Tissue in Scandinavia – Denmark, Sweden and Norway – is the classic story of where
to find the growth. A combined population of about 21 million, they enjoy open modern market economies with a high standard of living combined with extensive government welfare measures. Per capita consumption is among the highest world levels, ten million Swedes for example at 5kg more than the western European average of 15kg. Only the US tops that. Machinery is generally getting on in years, and remains slow in comparison with other tissue leading nations, but even so that machinery is out-producing home demand with the result that exporting is on the rise. Euromonitor and Fisher International provide broad analyses, and our Regional Reports speak to tissue companies on the frontline. Growth will be a balancing act between technology upgrades and consumer preference for green tissue, which is historic.

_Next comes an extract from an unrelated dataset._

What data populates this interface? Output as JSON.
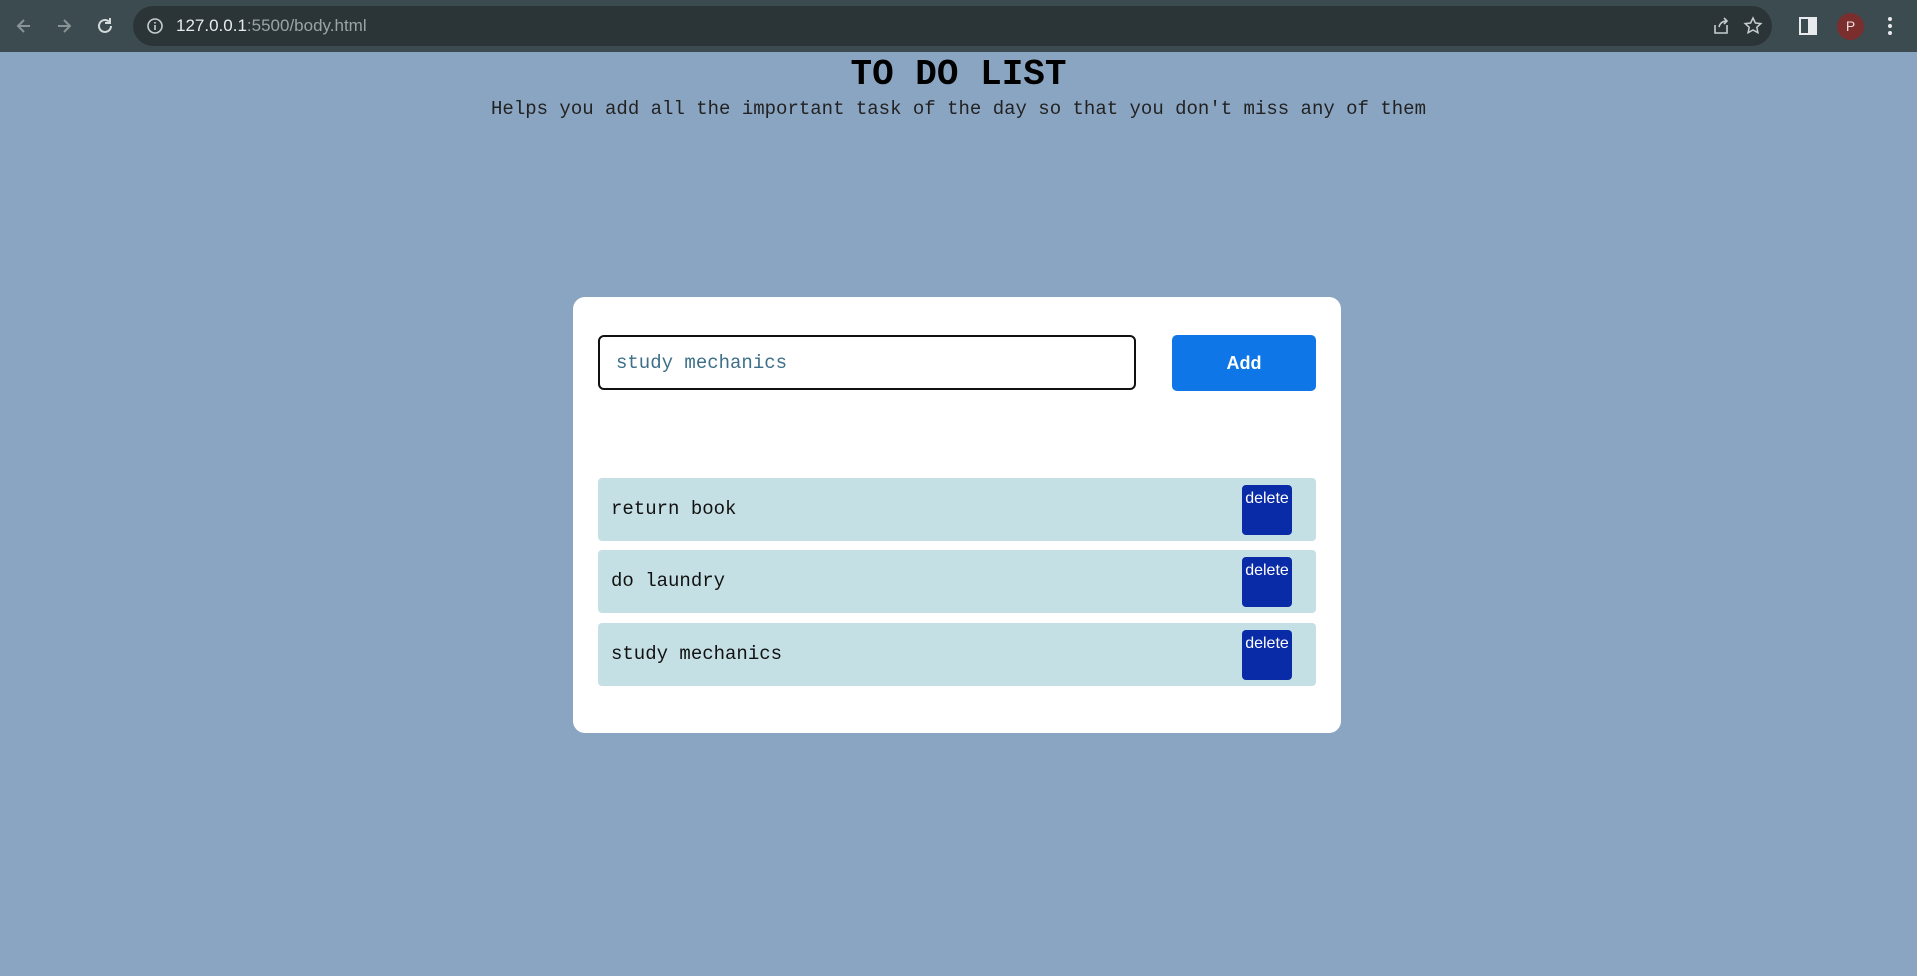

Scandinavian’s spiritual attachment to their great natural resource is strong. We outsiders get a glimpse of that when one contributor says: “One thing which distinguishes us as tissue consumers is the relationship we have with wood. It remains a very visible, historically-important material in our lives. It covers much of the landscape, forms many of our buildings and most of us know somebody whose living is wholly or partly dependent on wood or wood-based products.
“It is also plain to see that this resource is sustainable – the continuous cycle from sapling to harvesting is evident to anyone who ventures out of town.”
A new age of planting trees may have dawned elsewhere. These nations have been smart for years. Scandinavian consumers are positive about products derived from wood. They are receptive to quality, and are willing to see tissue as more than a commodity. Brands and private label – gaining market share – are widely sold on added value qualities. So while unmet potential is not great, innovation, quality and impressive cost savings from green energy will be the drivers. Out-of-the-box innovation like this idea: leading brand Serla has teamed up with students at Aalto University in Finland to create designs for paper towels, consumers pick the winner; and Lambi brand has limited edition toilet paper and kitchen towels on which are printed love stories, plus consumers get to submit their own stories and then vote for their favourites. Creative involvement, brand loyalty, and a good read. Who would have thought it?
Informed and ready to tradeshow
TWM’s mission is to prepare you for our trade shows across the globe. We like to arm readers with as much industry intelligence as it’s possible to carry in one publication and view on one website as you arrive at our various conference and trade show halls across the world. As the management maxim has it: “If you can’t measure it, you can’t improve it.” TWM gives you masses of measurements … and then the location, the company, the conviviality and the shop window in which to deal.
This edition demonstrates the breadth of our coverage: the annual Project Survey is
an extensive list of new tissue capacity being added, ordered or in final planning stages during 2019-2020, as well as noting any projects already planned for 2021; the World News pages cover developments from across all five continents; and MarketIssues summarises the main events from Tissue World São Paulo, the only dedicated tissue conference and tradeshow in South America, and now in its third edition. Trade visitors were 898 and the total number of participants was 967, while the show floor featured 44 international and local exhibitors at the Transamerica Expo Center.
Humberto Enriquez, Kimberly-Clark Brazil’s quality, safety and environment manager, delivered the keynote address at the Senior Management Symposium where speakers shared a series of presentations under the theme – “Global Impacts, Local Challenges, Latin American Prospects – unlocking opportunities for sustainable success in the region’s most dynamic tissue markets”.
TWM wishes all our readers and dealers a happy and prosperous 2020.